There have been many predictions and projections made recently about an anticipated increase in long stay visitors in 2015 when compared with this year. A figure of a 6 per cent rise has been quoted, but I would caution all tourism partners against any complacency they may be lured into. With hopefully Sandals Casuarina re-opening on schedule at the end of January and maintaining an optimistic 90 per cent occupancy level before any rooms are added, this would attract around 24,000 visitors, based on two persons sharing and an average 7 night stay before year end.
According to CTO (Caribbean Tourism Organisation) statistics, Barbados recorded a total of 508,520 stay over visitors in 2013, which was a 5.2 per cent decline when compared with the 2012 figures. Therefore factoring in the potential Sandals and an overall 6 per cent rise would only produce a net gain of 6,500 visitors spread across every other accommodation provider.
Perhaps a more realistic objective would be a target of 10 per cent. There is no doubt that a brand new Sandals built with the concessions granted that many hoteliers are still dreaming about will drive new business. But is it a two edge sword? The question still remains as to exactly what proportion of their earnings in fact find its way to Barbados at all. And while the brand will inevitably attract some European business, will it be at the cost of reducing visitor average stay with an increase in North American business.

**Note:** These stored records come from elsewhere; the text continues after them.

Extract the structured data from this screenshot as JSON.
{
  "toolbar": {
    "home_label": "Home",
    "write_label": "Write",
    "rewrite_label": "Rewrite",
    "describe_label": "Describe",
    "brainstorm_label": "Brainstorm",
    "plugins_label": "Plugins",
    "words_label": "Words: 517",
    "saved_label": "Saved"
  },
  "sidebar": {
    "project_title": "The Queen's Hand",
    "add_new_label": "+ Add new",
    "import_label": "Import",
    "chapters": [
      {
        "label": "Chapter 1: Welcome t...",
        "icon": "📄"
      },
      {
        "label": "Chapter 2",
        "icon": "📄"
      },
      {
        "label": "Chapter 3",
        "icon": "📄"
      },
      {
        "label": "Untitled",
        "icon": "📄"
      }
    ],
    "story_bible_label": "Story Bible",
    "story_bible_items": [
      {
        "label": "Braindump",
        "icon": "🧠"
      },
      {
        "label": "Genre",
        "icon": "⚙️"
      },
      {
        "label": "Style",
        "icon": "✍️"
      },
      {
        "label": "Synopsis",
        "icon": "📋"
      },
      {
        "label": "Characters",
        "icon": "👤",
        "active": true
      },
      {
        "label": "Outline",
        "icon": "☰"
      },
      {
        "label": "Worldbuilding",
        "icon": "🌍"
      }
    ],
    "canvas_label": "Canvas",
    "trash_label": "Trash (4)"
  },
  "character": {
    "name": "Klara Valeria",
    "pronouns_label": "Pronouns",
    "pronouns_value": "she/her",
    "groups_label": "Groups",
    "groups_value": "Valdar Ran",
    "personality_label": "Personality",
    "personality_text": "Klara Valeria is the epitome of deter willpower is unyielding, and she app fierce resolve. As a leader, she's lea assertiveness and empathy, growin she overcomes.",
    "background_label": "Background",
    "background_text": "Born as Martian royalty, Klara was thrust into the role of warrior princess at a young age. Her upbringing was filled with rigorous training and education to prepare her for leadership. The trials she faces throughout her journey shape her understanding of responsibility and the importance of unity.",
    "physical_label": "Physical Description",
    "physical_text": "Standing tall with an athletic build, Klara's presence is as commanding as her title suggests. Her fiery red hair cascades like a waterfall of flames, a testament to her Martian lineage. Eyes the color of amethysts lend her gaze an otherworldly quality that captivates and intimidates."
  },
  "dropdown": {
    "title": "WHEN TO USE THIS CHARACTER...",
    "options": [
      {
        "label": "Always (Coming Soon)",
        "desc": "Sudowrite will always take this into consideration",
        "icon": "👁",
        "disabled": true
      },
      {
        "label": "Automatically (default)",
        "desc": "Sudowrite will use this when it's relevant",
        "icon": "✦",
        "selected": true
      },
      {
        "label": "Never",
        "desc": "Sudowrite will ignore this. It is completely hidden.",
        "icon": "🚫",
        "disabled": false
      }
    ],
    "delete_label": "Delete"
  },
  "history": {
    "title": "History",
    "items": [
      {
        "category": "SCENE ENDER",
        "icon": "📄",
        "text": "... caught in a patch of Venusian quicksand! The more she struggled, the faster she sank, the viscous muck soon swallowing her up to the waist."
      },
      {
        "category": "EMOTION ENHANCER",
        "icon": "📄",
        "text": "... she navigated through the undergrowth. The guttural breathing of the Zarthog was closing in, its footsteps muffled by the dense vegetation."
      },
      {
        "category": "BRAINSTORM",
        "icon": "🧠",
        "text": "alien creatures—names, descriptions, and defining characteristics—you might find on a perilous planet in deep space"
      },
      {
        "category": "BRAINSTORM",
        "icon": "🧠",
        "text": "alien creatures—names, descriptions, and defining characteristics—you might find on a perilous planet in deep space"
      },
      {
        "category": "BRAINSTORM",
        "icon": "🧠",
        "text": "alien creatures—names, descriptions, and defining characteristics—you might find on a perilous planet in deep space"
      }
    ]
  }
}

Hopefully the ultimate result will produce a tangible national benefit for more than a single hotel operator.
Sir Richard Branson’s decision to enter the cruise ship market is a fascinating one, especially at a time when this segment has been witnessing almost unprecedented levels of discounting and massive over capacity in the Caribbean. There is, no doubt Virgin’s principal strength is its brand and I am sure they will introduce many innovative new concepts and possibly capture a niche that currently isn’t being fully exploited.
Clearly in-house airlines Virgin Atlantic, Virgin America together with the Delta partnership will give any ship operator a distinctive advantage and I see a whole range of opportunities for exciting new cruise and stay programmes. As an example – fly from London to Miami, cruise the Caribbean for 7 days, a week’s hotel stay and fly back to the UK from Barbados. Or thinking one step further, what a coup if one of new Virgin ships was home-ported in Bridgetown!
The current dominant leader Carnival Group does not have that flexibility, at least for the time being.
May I wish all readers a very Happy Christmas or holiday season.